Siyang Li, a PhD student in MCLab, obtained an intern offer from Google. Congratulations! We have an interview with her about internship hunting.
What is the normal intern hiring procedure and how did you prepare for it?
For internship in big tech companies, usually we can apply online or through internal referral. If the resume review goes well, we can proceed to phone interviews, solving some programming problems. That definitely requires a lot of practice. I spent several months on it last year. After passing the phone interviews, there are team matching interviews and we need to find out the most suitable team to work with. Good communication skills would help. Sometimes, you have to go through several matching interviews before getting an offer.
I did an intern last year at Google and this year I get a returning offer, which is a lot easier as long as one performs well in previous interns.
How was it like working at Google?
My colleagues were quite helpful. My host was always happy to answer any question and I did ask a lot. The working environment was also quite relaxing. You can get free meals and snacks every day. There are also gyms and video game rooms. Now those facilities become a standard in software industry but I think it was Google who started it.
Any suggestions for your fellows?

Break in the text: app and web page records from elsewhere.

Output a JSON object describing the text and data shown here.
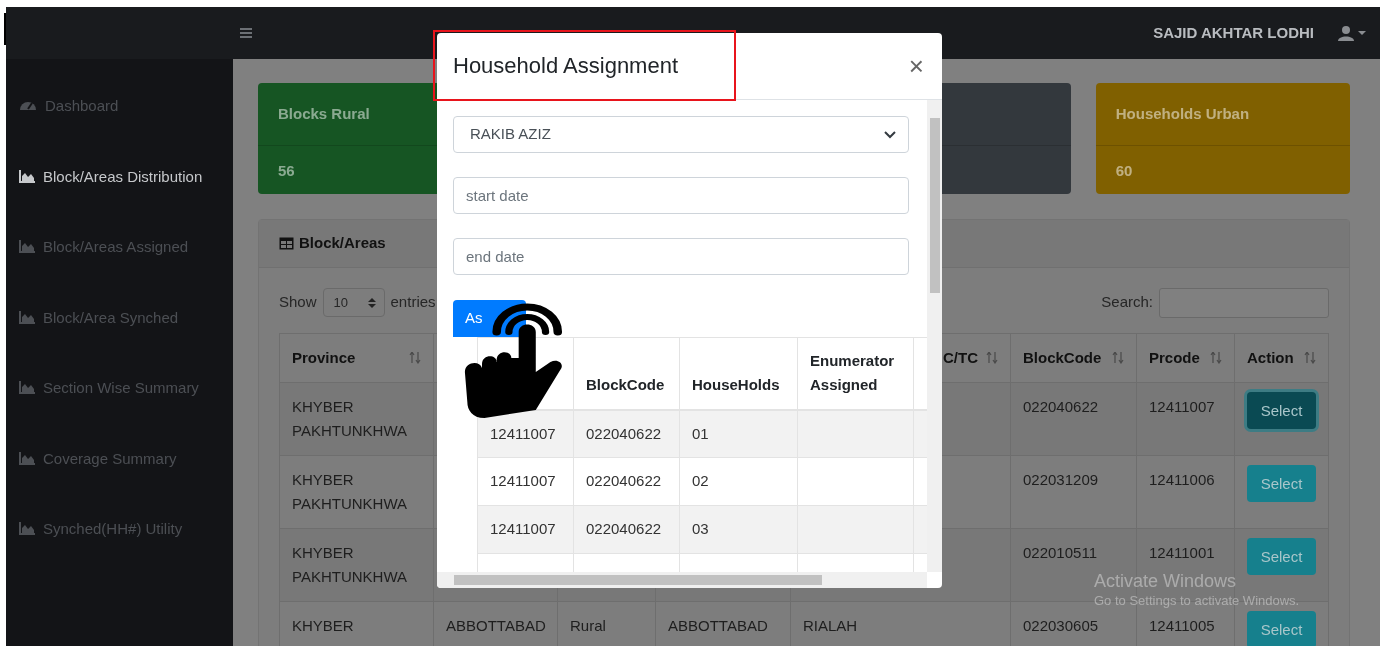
{
  "topbar": {
    "user_name": "SAJID AKHTAR LODHI"
  },
  "sidebar": {
    "items": [
      {
        "label": "Dashboard",
        "kind": "gauge",
        "selected": false
      },
      {
        "label": "Block/Areas Distribution",
        "kind": "chart",
        "selected": true
      },
      {
        "label": "Block/Areas Assigned",
        "kind": "chart",
        "selected": false
      },
      {
        "label": "Block/Area Synched",
        "kind": "chart",
        "selected": false
      },
      {
        "label": "Section Wise Summary",
        "kind": "chart",
        "selected": false
      },
      {
        "label": "Coverage Summary",
        "kind": "chart",
        "selected": false
      },
      {
        "label": "Synched(HH#) Utility",
        "kind": "chart",
        "selected": false
      }
    ]
  },
  "stat_cards": [
    {
      "title": "Blocks Rural",
      "value": "56",
      "color": "#165523"
    },
    {
      "color": "#33383d"
    },
    {
      "title": "Households Urban",
      "value": "60",
      "color": "#806000"
    }
  ],
  "blocks_panel": {
    "title": "Block/Areas",
    "show_label": "Show",
    "page_size": "10",
    "entries_label": "entries",
    "search_label": "Search:",
    "columns": {
      "province": "Province",
      "column_5": "C/TC",
      "block_code": "BlockCode",
      "prcode": "Prcode",
      "action": "Action"
    },
    "rows": [
      {
        "province": "KHYBER PAKHTUNKHWA",
        "block_code": "022040622",
        "prcode": "12411007",
        "action": "Select",
        "focused": true
      },
      {
        "province": "KHYBER PAKHTUNKHWA",
        "block_code": "022031209",
        "prcode": "12411006",
        "action": "Select",
        "focused": false
      },
      {
        "province": "KHYBER PAKHTUNKHWA",
        "block_code": "022010511",
        "prcode": "12411001",
        "action": "Select",
        "focused": false
      },
      {
        "province": "KHYBER",
        "column_2": "ABBOTTABAD",
        "column_3": "Rural",
        "column_4": "ABBOTTABAD",
        "column_5": "RIALAH",
        "block_code": "022030605",
        "prcode": "12411005",
        "action": "Select",
        "focused": false
      }
    ]
  },
  "dialog": {
    "title": "Household Assignment",
    "close": "×",
    "enumerator": "RAKIB AZIZ",
    "start_placeholder": "start date",
    "end_placeholder": "end date",
    "assign": "As",
    "columns": {
      "block_code": "BlockCode",
      "households": "HouseHolds",
      "enumerator": "Enumerator Assigned"
    },
    "rows": [
      {
        "prcode": "12411007",
        "block_code": "022040622",
        "households": "01"
      },
      {
        "prcode": "12411007",
        "block_code": "022040622",
        "households": "02"
      },
      {
        "prcode": "12411007",
        "block_code": "022040622",
        "households": "03"
      }
    ]
  },
  "os_notice": {
    "title": "Activate Windows",
    "subtitle": "Go to Settings to activate Windows."
  }
}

I think PhD students should be careful about team matching when searching interns. Working on a project closely related the research topic would be an ideal situation; otherwise, it is better to think twice before accepting an offer. Of course, this strategy increases the risk of not getting an offer, so I would suggest starting intern hunting early. Starting early means more available positions and there is a higher chance to find a suitable team.